The beginning of the book introduces the key terminology the author will use to describe the influential people and situations involved in causing an epidemic. The book almost lost me at the very beginning by throwing around seemingly out-of-place and clunky terms like Connectors, Mavens, and Salesmen. It began to feel like a book that uses funny words to repackage old ideas and tries to re-sell them to you in hopes that you won’t notice the edges are already worn.
Fortunately, I didn’t cease to read at that point, because once through the introduction, the remainder of the book takes a very interesting tack. The first few chapters lay the groundwork: Who are Connectors, Mavens and Salesmen? What function do they have in causing an epidemic to occur? How do they influence others? The reader also learns the need for an idea itself to be “sticky” in order to really engage people.
The last half of the book begins a lengthy discussion of context, and how environmental factors influence the way people react, interact and ultimately make decisions about what is “cool.” Familiar business topics like innovators and early product adoption are present, but are used as examples of the underlying principles the book presents, rather than as ends in themselves. The author shares fascinating studies with counterintuitive outcomes about children’s television shows or teenage smoking or marketing campaigns. The stories are told with enough detail to provide insight and support for the main arguments without overdoing the statistics and scientific detail.
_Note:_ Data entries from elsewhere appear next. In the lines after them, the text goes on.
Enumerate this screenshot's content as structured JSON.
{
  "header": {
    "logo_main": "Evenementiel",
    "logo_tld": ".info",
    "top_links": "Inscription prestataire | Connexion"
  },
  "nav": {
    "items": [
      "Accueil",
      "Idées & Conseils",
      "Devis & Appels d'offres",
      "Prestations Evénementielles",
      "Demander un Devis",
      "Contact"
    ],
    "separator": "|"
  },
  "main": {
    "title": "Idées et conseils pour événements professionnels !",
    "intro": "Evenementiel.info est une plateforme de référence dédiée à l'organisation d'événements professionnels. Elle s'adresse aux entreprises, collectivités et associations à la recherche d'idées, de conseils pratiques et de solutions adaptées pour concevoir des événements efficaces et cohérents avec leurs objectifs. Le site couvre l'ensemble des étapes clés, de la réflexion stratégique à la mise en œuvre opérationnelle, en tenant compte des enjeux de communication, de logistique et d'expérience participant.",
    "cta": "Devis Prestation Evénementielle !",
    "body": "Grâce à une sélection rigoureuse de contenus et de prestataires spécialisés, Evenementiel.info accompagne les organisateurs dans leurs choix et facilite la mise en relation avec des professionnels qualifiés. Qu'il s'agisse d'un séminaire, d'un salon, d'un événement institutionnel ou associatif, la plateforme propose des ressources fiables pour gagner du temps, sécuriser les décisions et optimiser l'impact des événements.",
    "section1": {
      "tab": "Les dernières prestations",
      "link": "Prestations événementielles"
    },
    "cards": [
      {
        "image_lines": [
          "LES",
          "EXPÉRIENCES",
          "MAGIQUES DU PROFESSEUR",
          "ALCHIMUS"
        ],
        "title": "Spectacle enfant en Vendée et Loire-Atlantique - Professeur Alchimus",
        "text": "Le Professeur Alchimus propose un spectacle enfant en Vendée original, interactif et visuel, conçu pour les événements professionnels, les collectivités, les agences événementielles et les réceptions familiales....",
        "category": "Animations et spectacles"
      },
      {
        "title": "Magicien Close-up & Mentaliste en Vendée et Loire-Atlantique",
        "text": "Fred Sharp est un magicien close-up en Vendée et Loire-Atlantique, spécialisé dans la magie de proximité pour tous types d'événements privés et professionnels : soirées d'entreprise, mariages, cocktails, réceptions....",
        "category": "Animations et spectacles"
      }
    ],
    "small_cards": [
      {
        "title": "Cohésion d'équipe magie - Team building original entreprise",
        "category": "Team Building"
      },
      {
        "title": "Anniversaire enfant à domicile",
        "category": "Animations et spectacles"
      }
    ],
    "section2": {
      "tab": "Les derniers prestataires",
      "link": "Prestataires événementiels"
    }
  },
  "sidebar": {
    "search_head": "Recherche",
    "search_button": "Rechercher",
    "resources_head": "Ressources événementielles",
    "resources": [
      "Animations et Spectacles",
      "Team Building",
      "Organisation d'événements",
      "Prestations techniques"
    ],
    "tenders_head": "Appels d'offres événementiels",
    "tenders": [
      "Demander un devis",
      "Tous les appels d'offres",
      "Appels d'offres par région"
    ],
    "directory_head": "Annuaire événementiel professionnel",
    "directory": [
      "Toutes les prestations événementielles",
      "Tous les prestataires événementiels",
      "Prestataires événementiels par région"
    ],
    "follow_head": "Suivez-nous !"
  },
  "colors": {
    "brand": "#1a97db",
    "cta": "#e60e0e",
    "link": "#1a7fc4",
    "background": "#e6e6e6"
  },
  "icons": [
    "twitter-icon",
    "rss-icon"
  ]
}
Rated: Mild. The reader will encounter a little mild language, but the book generally avoids expletives and maintains a slightly academic tone to present its ideas.